Senior Projects
Senior Project ︎ Spring 2020 ︎ Interior Design

Instructor: Heather Scott Peterson

Students develop a comprehensive project to demonstrate a thesis-level design proposition through an integration of site, program, process, materiality, and interior technology.

The Syntax of Collapse

Senior Project Award ︎ Spring 2020 ︎ Interior Design

Student: Ryanne Hawkins
Advisor: Heather Scott Peterson

Students develop a comprehensive project to demonstrate a thesis-level design proposition through an integration of site, program, process, materiality, and interior technology.

Detail Design
Tectonics 2 ︎ Spring 2020 ︎ Interior Design

Instructor: Heather Scott Peterson

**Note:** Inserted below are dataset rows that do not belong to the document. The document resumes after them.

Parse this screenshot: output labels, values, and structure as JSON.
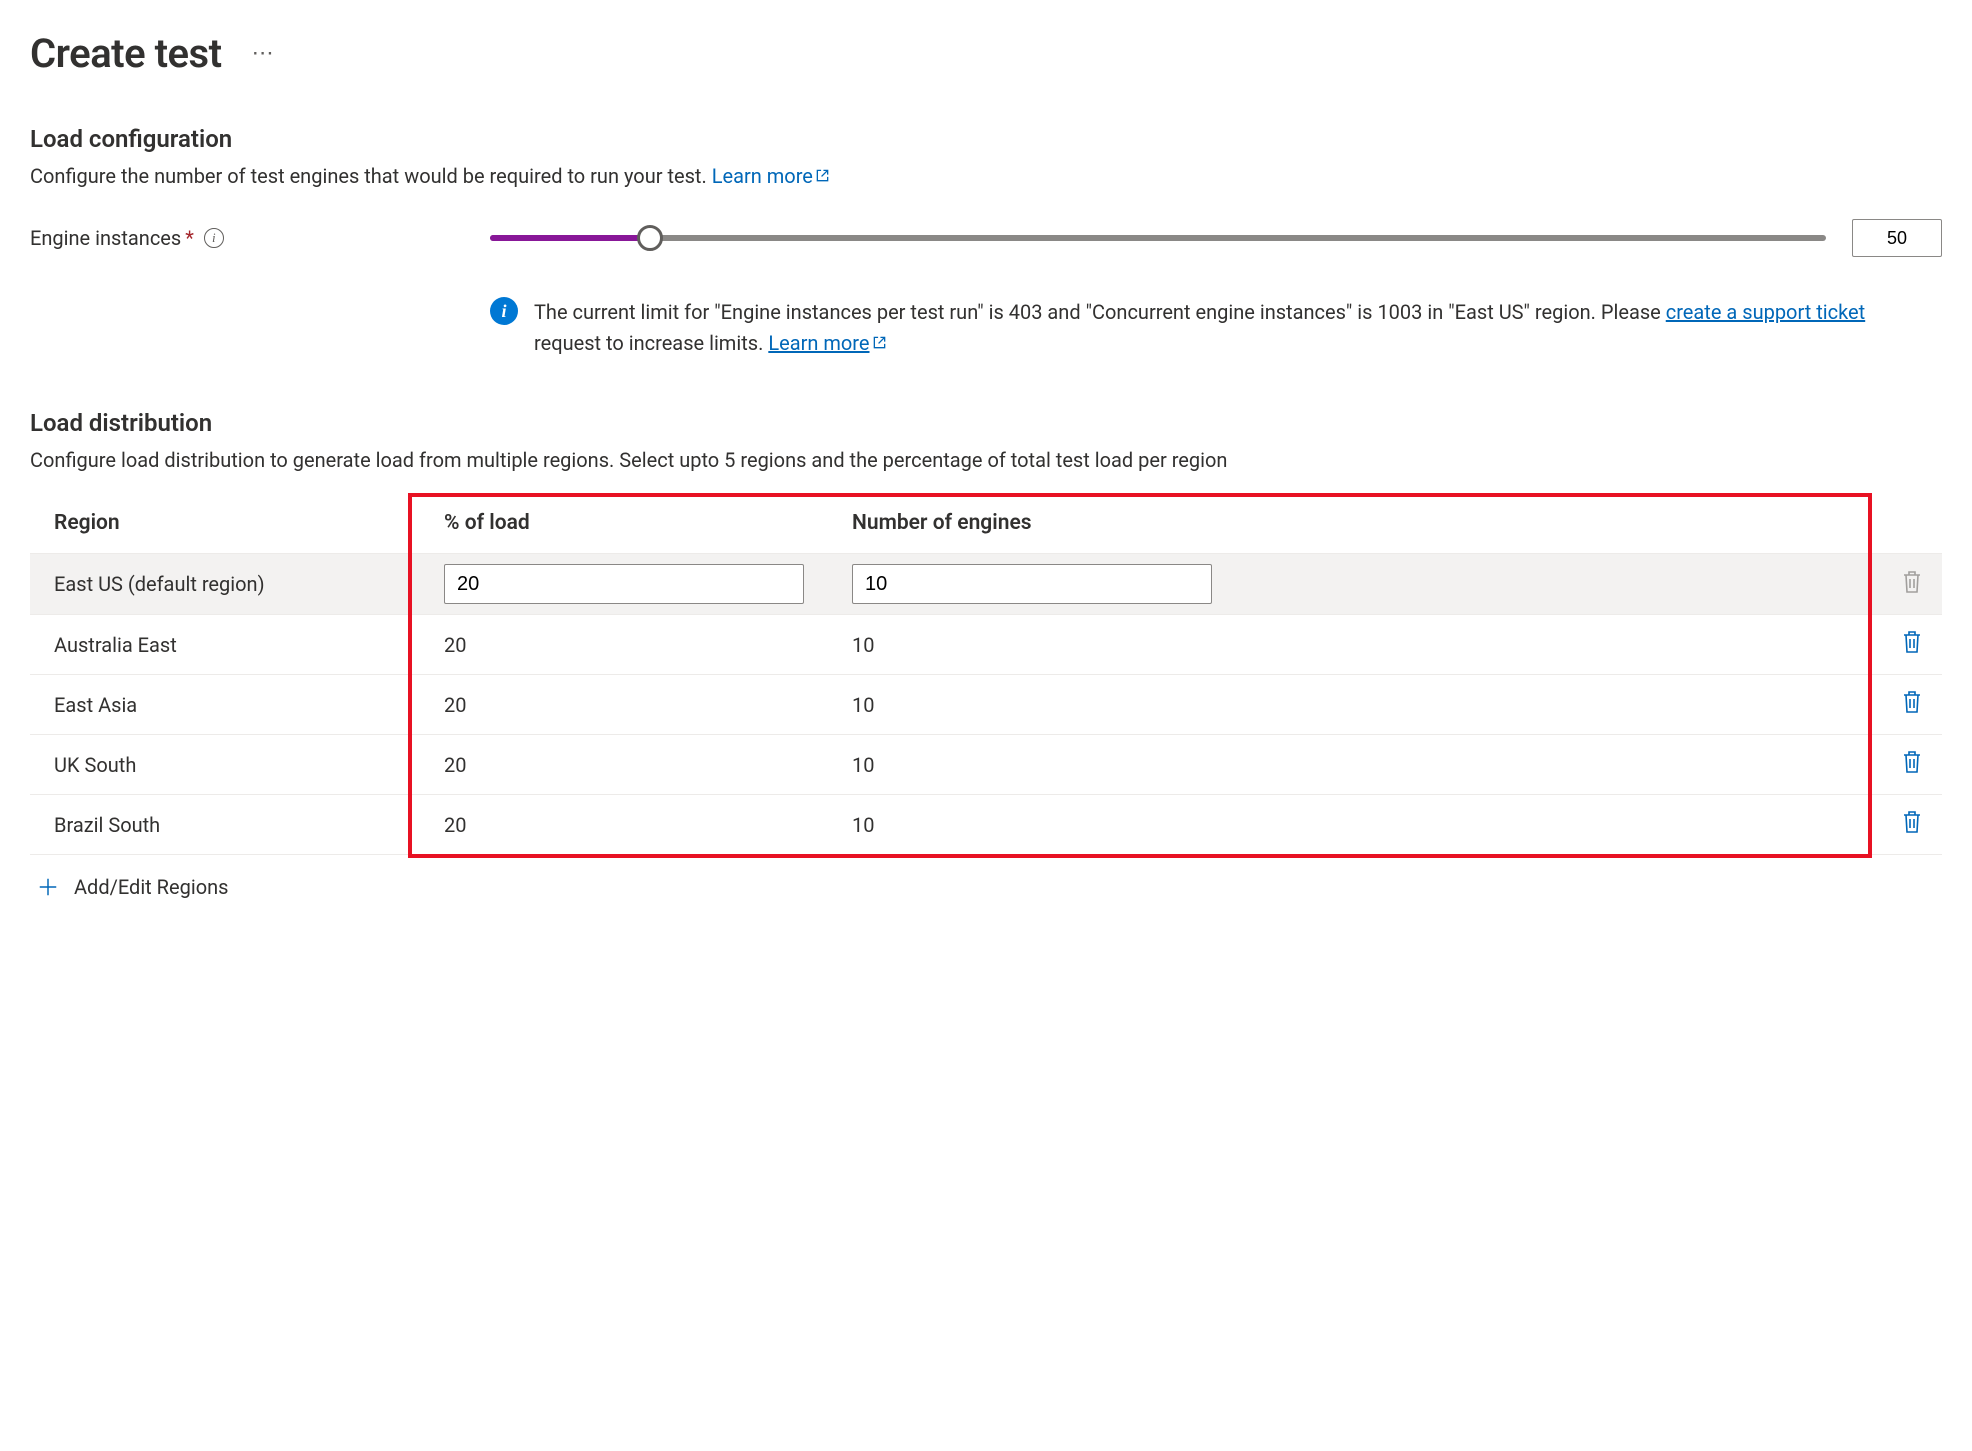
{
  "header": {
    "title": "Create test"
  },
  "load_config": {
    "title": "Load configuration",
    "description": "Configure the number of test engines that would be required to run your test.",
    "learn_more": "Learn more",
    "engine_label": "Engine instances",
    "engine_value": "50",
    "slider_percent": 12,
    "info_msg_1": "The current limit for \"Engine instances per test run\" is 403 and \"Concurrent engine instances\" is 1003 in \"East US\" region. Please ",
    "info_link_1": "create a support ticket",
    "info_msg_2": " request to increase limits. ",
    "info_link_2": "Learn more"
  },
  "load_dist": {
    "title": "Load distribution",
    "description": "Configure load distribution to generate load from multiple regions. Select upto 5 regions and the percentage of total test load per region",
    "col_region": "Region",
    "col_load": "% of load",
    "col_engines": "Number of engines",
    "rows": [
      {
        "region": "East US (default region)",
        "load": "20",
        "engines": "10",
        "default": true
      },
      {
        "region": "Australia East",
        "load": "20",
        "engines": "10",
        "default": false
      },
      {
        "region": "East Asia",
        "load": "20",
        "engines": "10",
        "default": false
      },
      {
        "region": "UK South",
        "load": "20",
        "engines": "10",
        "default": false
      },
      {
        "region": "Brazil South",
        "load": "20",
        "engines": "10",
        "default": false
      }
    ],
    "add_label": "Add/Edit Regions"
  }
}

This course studies materials and methods of detailing, fabrication, documentation and specification for custom work. Emphasis is placed on detailing as a design process. Students learn detailing techniques through research, observation and architectural documentation of non-structural elements of contemporary or modern design. Elements observed and documented may range from furniture and interior casework to non-structural, exterior building elements (custom screens, trellis, etc.). Materials and their integration, application, and/or connections are emphasized. Students are directed through research, conceptual design/diagramming, schematic design, and design development to the final production of a comprehensive project documenting design resolutions of a given project through detailed technical drawings and models.

Wax Museum
Studio Three ︎ Fall 2019 ︎ Interior Design

Instructor: Heather Scott Peterson

Through a series of design projects, students focus on specific components of interior architecture, such as color, light, furniture, materiality, and systems of inhabitation in relation to articulating space. Experimental exploration of materials and graphic representation inform programmatic hybridization in order to develop an awareness of social and cultural aspects of space. Studio.

Yugen Restaurant
Donghia Award ︎ Fall 2019 ︎ Interior Design

Student: Ryanne Hawkins
Instructor: Aimee Less
Advisor: Christoph Korner

Interior Design senior Ryanne Hawkins was selected as a recipient of the 2019 Angelo Donghia Foundation Senior Student Scholarship. The foundation’s scholarship program, which was launched in 2002, awards scholarships to deserving students who are entering their senior year in a Baccalaureate Degree Program in Interior Design. Each winner receives up to a $30,000 scholarship to be applied to their senior year tuition, board, maintenance and books.

Dissipate, Dismantle, & Collapse Senior Project Seminar ︎ Fall 2019 ︎ Interior Design

Student: Ryanne Hawkins
Instructor: Heather Scott Peterson

Through self directed study and research, students develop a project proposal for their senior project. The course is broken into four modules that deal with the main components of the Interior Architecture senior project: program development, conceptual thesis, site analysis, and contextual framework. Through weekly meetings and seminars students discuss their research as it progresses to a final senior project proposal.

Emotive Assemblies
Tectonics 1︎ Fall 2019 ︎ Los Angeles

Instructor: Matthew Corbitt

This course provided a studio-based exploration of the impact of materiality and fabrication in both the generation and reading of form and space.